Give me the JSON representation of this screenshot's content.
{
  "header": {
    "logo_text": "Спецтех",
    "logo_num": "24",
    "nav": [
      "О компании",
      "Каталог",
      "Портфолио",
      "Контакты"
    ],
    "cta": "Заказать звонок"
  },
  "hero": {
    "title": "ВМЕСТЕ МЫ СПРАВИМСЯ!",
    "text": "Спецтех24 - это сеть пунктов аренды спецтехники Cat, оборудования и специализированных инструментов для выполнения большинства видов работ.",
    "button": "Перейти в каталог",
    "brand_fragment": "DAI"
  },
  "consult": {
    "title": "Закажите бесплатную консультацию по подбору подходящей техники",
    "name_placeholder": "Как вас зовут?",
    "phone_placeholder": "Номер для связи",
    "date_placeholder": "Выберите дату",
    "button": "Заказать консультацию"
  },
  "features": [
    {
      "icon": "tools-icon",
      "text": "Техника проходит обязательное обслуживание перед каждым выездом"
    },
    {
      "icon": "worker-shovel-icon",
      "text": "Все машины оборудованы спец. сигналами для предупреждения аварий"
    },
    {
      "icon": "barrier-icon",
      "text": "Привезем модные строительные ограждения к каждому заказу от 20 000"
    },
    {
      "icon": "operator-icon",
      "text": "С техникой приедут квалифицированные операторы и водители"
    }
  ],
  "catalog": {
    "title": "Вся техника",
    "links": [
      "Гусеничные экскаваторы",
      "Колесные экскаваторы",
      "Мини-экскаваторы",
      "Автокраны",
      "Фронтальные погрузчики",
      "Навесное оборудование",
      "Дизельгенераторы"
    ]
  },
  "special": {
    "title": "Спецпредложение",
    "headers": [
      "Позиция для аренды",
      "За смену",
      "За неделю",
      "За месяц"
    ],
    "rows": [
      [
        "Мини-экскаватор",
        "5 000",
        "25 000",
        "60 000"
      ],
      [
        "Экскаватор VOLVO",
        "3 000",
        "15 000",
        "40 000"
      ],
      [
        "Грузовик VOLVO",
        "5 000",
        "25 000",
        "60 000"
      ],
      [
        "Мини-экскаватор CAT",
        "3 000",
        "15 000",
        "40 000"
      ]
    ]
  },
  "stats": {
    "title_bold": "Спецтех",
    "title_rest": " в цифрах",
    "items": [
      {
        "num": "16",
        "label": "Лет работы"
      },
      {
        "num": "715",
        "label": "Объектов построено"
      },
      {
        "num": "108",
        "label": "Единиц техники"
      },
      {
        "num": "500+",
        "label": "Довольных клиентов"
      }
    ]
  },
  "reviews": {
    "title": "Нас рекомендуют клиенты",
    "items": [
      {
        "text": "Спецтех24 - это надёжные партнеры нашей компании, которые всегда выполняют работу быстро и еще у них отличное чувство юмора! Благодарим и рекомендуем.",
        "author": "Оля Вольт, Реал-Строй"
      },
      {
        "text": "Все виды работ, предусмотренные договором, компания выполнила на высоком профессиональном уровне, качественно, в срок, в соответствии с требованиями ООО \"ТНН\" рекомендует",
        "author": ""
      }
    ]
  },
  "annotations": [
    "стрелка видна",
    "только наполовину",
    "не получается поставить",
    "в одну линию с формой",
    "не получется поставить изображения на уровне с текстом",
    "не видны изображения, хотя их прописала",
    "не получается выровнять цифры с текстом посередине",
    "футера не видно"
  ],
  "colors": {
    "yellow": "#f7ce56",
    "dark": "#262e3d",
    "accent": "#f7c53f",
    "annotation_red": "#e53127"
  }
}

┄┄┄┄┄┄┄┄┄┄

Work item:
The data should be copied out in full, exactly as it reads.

Answer to the exercise:
Give me the JSON representation of this screenshot's content.
{
  "header": {
    "logo_text": "Спецтех",
    "logo_num": "24",
    "nav": [
      "О компании",
      "Каталог",
      "Портфолио",
      "Контакты"
    ],
    "cta": "Заказать звонок"
  },
  "hero": {
    "title": "ВМЕСТЕ МЫ СПРАВИМСЯ!",
    "text": "Спецтех24 - это сеть пунктов аренды спецтехники Cat, оборудования и специализированных инструментов для выполнения большинства видов работ.",
    "button": "Перейти в каталог",
    "brand_fragment": "DAI"
  },
  "consult": {
    "title": "Закажите бесплатную консультацию по подбору подходящей техники",
    "name_placeholder": "Как вас зовут?",
    "phone_placeholder": "Номер для связи",
    "date_placeholder": "Выберите дату",
    "button": "Заказать консультацию"
  },
  "features": [
    {
      "icon": "tools-icon",
      "text": "Техника проходит обязательное обслуживание перед каждым выездом"
    },
    {
      "icon": "worker-shovel-icon",
      "text": "Все машины оборудованы спец. сигналами для предупреждения аварий"
    },
    {
      "icon": "barrier-icon",
      "text": "Привезем модные строительные ограждения к каждому заказу от 20 000"
    },
    {
      "icon": "operator-icon",
      "text": "С техникой приедут квалифицированные операторы и водители"
    }
  ],
  "catalog": {
    "title": "Вся техника",
    "links": [
      "Гусеничные экскаваторы",
      "Колесные экскаваторы",
      "Мини-экскаваторы",
      "Автокраны",
      "Фронтальные погрузчики",
      "Навесное оборудование",
      "Дизельгенераторы"
    ]
  },
  "special": {
    "title": "Спецпредложение",
    "headers": [
      "Позиция для аренды",
      "За смену",
      "За неделю",
      "За месяц"
    ],
    "rows": [
      [
        "Мини-экскаватор",
        "5 000",
        "25 000",
        "60 000"
      ],
      [
        "Экскаватор VOLVO",
        "3 000",
        "15 000",
        "40 000"
      ],
      [
        "Грузовик VOLVO",
        "5 000",
        "25 000",
        "60 000"
      ],
      [
        "Мини-экскаватор CAT",
        "3 000",
        "15 000",
        "40 000"
      ]
    ]
  },
  "stats": {
    "title_bold": "Спецтех",
    "title_rest": " в цифрах",
    "items": [
      {
        "num": "16",
        "label": "Лет работы"
      },
      {
        "num": "715",
        "label": "Объектов построено"
      },
      {
        "num": "108",
        "label": "Единиц техники"
      },
      {
        "num": "500+",
        "label": "Довольных клиентов"
      }
    ]
  },
  "reviews": {
    "title": "Нас рекомендуют клиенты",
    "items": [
      {
        "text": "Спецтех24 - это надёжные партнеры нашей компании, которые всегда выполняют работу быстро и еще у них отличное чувство юмора! Благодарим и рекомендуем.",
        "author": "Оля Вольт, Реал-Строй"
      },
      {
        "text": "Все виды работ, предусмотренные договором, компания выполнила на высоком профессиональном уровне, качественно, в срок, в соответствии с требованиями ООО \"ТНН\" рекомендует",
        "author": ""
      }
    ]
  },
  "annotations": [
    "стрелка видна",
    "только наполовину",
    "не получается поставить",
    "в одну линию с формой",
    "не получется поставить изображения на уровне с текстом",
    "не видны изображения, хотя их прописала",
    "не получается выровнять цифры с текстом посередине",
    "футера не видно"
  ],
  "colors": {
    "yellow": "#f7ce56",
    "dark": "#262e3d",
    "accent": "#f7c53f",
    "annotation_red": "#e53127"
  }
}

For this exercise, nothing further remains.